Analysis reveals cancer-linked Telone is 20% of all pesticides used in Stanislaus County
Who is affected by pesticide use?
The residents of Stanislaus County are at potential risk of health harm associated with the spraying of pesticides on agricultural fields in the region. Stanislaus County is one of 10 counties in California with the heaviest pesticide use. Almost half the county’s residents identify as Hispanic or Latino, above the state average of 39.4
percent, according to the most recent U.S. census.
How are pesticides toxic?

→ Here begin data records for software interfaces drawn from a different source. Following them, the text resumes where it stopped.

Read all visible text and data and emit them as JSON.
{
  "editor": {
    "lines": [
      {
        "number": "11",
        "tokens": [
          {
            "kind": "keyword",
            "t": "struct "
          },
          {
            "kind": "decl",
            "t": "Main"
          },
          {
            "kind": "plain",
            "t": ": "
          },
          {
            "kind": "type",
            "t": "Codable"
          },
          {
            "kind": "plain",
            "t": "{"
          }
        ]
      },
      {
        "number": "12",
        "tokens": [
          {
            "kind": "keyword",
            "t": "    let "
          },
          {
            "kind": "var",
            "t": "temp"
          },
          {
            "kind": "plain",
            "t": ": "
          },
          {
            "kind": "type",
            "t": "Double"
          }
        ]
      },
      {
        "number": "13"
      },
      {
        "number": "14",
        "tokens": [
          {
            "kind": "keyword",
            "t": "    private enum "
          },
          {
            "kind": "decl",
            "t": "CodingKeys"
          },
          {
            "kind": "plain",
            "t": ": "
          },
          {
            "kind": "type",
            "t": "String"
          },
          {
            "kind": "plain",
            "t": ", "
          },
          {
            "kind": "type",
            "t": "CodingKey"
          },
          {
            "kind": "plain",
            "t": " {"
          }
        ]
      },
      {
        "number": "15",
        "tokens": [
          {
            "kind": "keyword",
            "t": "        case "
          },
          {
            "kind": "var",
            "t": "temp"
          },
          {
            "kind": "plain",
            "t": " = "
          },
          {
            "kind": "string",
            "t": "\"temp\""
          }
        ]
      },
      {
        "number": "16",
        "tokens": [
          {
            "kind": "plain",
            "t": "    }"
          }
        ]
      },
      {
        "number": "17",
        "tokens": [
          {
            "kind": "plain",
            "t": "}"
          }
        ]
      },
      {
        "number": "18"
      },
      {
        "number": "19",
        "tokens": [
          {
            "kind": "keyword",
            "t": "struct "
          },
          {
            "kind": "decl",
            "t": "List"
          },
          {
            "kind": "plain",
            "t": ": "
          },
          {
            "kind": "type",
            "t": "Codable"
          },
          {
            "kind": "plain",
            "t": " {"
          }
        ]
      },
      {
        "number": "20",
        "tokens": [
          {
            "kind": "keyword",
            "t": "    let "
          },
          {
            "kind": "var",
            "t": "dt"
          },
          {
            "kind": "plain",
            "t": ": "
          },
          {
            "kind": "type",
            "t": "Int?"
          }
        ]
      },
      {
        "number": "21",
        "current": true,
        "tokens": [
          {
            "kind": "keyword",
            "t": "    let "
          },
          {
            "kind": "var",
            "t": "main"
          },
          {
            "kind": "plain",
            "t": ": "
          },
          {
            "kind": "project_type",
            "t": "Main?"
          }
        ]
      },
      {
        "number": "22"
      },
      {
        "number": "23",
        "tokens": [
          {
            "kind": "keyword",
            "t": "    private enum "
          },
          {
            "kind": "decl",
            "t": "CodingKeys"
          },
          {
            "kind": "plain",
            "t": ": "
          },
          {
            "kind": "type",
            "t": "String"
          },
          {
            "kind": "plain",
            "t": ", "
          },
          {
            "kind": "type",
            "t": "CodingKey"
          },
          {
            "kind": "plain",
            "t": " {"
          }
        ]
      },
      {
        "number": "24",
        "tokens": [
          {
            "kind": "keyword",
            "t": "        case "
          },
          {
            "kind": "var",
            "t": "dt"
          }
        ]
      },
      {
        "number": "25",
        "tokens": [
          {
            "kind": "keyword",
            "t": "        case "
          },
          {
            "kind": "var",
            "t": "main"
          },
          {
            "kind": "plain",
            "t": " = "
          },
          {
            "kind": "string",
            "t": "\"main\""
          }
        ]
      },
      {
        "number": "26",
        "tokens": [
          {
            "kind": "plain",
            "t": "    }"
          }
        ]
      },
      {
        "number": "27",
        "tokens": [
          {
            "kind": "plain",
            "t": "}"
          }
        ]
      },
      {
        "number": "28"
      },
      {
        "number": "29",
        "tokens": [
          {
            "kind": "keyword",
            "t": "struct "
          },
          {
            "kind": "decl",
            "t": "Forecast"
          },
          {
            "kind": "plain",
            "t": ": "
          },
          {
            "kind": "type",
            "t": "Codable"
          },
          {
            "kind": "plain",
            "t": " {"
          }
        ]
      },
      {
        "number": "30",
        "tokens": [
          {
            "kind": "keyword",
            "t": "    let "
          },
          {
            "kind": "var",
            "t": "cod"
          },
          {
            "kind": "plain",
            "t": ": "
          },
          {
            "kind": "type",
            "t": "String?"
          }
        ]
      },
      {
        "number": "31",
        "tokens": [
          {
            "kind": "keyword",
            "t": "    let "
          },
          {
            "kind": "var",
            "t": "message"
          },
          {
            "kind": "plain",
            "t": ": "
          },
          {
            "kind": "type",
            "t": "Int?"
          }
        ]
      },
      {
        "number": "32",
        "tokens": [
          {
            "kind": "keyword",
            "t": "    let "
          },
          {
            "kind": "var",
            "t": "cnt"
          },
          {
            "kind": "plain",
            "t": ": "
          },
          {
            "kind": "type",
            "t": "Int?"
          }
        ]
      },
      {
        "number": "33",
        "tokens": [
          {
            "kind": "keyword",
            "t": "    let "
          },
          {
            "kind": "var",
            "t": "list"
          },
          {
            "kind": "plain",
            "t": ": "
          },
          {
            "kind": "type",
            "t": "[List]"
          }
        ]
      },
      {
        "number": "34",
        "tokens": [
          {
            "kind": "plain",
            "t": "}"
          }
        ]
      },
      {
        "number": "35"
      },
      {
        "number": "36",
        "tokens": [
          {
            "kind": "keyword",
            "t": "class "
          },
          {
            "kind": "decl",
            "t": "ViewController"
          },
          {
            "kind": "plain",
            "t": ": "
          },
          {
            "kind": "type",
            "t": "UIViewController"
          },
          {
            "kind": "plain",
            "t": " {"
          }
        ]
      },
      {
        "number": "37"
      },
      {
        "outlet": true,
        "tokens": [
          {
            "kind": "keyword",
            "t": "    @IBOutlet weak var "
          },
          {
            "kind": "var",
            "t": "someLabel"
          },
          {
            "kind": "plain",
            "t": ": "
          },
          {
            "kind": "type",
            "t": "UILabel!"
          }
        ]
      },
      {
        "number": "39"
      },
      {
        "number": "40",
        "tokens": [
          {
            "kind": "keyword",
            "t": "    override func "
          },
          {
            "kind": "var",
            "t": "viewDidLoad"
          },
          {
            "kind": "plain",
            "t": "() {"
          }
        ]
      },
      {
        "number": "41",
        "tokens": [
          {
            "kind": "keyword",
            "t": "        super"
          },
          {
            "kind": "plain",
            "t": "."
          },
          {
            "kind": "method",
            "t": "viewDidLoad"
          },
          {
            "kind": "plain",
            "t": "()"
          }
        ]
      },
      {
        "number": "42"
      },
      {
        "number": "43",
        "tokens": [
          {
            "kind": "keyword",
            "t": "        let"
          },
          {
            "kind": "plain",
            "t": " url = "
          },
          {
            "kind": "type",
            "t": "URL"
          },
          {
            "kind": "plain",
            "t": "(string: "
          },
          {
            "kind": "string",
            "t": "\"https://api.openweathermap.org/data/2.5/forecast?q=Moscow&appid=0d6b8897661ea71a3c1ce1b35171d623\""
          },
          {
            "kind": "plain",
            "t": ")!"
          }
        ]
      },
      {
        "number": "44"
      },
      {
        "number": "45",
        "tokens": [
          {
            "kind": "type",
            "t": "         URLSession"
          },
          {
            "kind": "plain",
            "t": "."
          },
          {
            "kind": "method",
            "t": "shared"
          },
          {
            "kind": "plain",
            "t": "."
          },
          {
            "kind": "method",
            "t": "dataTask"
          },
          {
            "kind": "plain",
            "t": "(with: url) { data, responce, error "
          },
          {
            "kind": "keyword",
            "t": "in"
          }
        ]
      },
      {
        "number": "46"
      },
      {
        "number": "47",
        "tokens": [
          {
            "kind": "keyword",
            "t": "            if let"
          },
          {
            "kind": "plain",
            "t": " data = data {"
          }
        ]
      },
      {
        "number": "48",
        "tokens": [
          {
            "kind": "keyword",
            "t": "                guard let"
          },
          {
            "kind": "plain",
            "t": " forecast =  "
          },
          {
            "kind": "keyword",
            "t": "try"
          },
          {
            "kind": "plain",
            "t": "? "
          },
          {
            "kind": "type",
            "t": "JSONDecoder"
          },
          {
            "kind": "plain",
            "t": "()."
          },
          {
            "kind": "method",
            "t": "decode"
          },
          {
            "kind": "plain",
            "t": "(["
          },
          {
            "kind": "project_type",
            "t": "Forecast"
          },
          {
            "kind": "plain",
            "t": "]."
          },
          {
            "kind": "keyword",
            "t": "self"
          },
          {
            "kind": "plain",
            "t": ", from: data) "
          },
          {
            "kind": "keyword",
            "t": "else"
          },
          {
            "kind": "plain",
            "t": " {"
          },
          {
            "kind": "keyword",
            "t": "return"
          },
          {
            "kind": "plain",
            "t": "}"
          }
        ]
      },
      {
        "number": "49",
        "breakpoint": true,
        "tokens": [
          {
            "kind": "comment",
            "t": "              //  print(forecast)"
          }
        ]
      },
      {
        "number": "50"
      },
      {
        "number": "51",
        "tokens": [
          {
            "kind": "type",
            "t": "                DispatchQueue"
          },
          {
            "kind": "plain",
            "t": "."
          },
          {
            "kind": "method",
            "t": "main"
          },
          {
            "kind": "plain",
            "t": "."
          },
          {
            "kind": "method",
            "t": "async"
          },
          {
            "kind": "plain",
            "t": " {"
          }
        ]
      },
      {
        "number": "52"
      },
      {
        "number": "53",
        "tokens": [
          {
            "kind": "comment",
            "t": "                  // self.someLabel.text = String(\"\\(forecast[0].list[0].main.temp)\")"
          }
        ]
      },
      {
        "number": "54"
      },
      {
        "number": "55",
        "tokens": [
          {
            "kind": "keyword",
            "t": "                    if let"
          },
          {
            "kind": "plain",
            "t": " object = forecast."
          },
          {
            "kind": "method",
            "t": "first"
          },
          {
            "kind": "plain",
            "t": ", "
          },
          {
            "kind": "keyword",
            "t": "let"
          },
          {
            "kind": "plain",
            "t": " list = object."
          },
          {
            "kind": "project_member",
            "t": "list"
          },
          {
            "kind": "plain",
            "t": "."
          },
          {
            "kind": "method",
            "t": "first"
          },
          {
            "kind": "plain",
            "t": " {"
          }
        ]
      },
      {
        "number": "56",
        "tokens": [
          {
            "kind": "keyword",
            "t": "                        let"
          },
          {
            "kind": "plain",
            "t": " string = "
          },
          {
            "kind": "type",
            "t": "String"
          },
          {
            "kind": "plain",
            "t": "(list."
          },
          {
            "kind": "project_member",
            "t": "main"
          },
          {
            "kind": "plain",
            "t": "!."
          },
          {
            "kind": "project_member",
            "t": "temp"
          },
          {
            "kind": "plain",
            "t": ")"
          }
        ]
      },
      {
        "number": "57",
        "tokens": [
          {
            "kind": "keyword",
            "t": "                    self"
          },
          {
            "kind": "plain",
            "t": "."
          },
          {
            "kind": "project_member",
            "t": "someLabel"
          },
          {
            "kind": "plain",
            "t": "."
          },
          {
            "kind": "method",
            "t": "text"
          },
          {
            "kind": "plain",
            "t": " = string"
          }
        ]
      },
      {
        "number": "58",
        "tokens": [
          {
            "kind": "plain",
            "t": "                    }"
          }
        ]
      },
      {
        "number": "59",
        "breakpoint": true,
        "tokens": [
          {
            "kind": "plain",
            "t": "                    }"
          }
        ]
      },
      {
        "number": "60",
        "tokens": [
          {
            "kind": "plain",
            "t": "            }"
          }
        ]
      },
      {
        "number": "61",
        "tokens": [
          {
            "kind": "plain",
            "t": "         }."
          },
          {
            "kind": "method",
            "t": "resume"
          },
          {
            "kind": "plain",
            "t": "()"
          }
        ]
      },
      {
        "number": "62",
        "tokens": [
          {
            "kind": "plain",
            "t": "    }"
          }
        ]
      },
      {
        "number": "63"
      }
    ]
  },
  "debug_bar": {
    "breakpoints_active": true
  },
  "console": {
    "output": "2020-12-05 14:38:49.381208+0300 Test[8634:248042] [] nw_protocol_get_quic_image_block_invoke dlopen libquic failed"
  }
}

Pesticides are toxic chemicals used to kill pests or plants (weeds) that might interfere with crop growth. They can be solid, gas or liquid, and there are many different modes of application. In California, some pesticides are restricted and require a permit and notification of the county before use. Restricted pesticides can be more toxic or more prone to contaminate water or damage other crops. Telone is one of the most used highly toxic pesticides in Stanislaus County. It is used on fields before planting almonds, in particular, and other crops, including sweet potatoes, walnuts, and fruits. Its main ingredient is a chemical known as 1,3-Dichloropropene, or 1,3-D. California has identified 1,3-D as a cancer-causing chemical under the state’s Proposition 65 warning and notice program. Once applied, it can drift—in this case, miles from the initial site of application.
How much Telone is used?
More than 1.3 million pounds of 1,3-D were applied to fields in Stanislaus County in 2021—more than one-fifth of the county’s total pesticide use.
Why we are concerned?
Children who attend a school or live near where pesticides are applied may face a higher risk of exposure. Kids are more vulnerable to harmful contaminants, because their bodies are still growing, and toxic chemicals are especially harmful to developing organs and tissues. Where are pesticides applied? We’re concerned about potential harm to people who work in or live near crop fields since they are exposed to pesticides used in massive amounts.
Pesticides are applied throughout Stanislaus County. But spraying on fields near schools is especially concerning since children who live near and attend the schools could be exposed. In Stanislaus County, pesticides are applied near 123 schools. Of those, 110 are located in areas where the use of restricted pesticides has been reported. At least 19 schools are in areas where the largest amount of restricted active ingredients are used. Fourteen of those 19 are elementary schools or other child development centers, attended by young kids, who are especially vulnerable. Telone is used near 17 schools in the county.
When are pesticides applied?
Restricted pesticides are applied year-round in Stanislaus County, with the heaviest use reported in March, April, and November. 1,3-Dichloropropene use follows the same pattern, except in December when its use is not allowed.
The 10 most used pesticides in Stanislaus County in 2021
Below are the 10 pesticides used most frequently throughout Stanislaus County in 2021. The table includes the active ingredient—the chemical that controls pests—in each pesticide, how many pounds were applied, which crop they’re primarily used on, and the risk to human health. Some of the active ingredients are listed under Proposition 65, the California law requiring companies to announce when they use chemicals that can cause cancer and other harm.
19 Schools surrounded by high pesticide use:
We are asking the Stanislaus Agriculture Commissioner to take immediate action to better protect our children, farm workers and neighbors from exposure to high pesticide use in the following ways:
1: Expand the school buffer zones to 5 mi. radius. (Currently, the law enforces a 1/4 mi protection buffer zone)
2: Require farmers to get school principals to sign off on NOI near their schools, to ensure children are not on campus at the actual application time.
3: Reduce the use of Telone applications across the county.
4: Expand the current Pesticide Notification Pilot program to the entire county and web post all Notices of Intent for all restricted material, that includes time, date, and location.
5: Include protections for farm workers that work near fumigant applications